About this task: Scan the entries that follow and give only the number of lines containing "icon".

** Input data follows **

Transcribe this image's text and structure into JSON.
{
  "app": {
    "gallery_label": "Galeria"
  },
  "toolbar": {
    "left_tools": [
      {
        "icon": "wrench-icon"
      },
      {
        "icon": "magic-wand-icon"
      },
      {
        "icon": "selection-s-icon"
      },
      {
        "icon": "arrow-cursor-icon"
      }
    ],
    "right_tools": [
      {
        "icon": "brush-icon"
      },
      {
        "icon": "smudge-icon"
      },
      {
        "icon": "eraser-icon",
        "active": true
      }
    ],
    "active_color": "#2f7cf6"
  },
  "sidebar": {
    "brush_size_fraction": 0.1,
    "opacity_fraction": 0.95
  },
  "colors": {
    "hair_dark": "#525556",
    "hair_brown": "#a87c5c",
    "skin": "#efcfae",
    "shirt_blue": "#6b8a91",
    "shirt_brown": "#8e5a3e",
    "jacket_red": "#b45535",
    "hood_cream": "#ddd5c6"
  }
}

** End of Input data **

Written answer: 7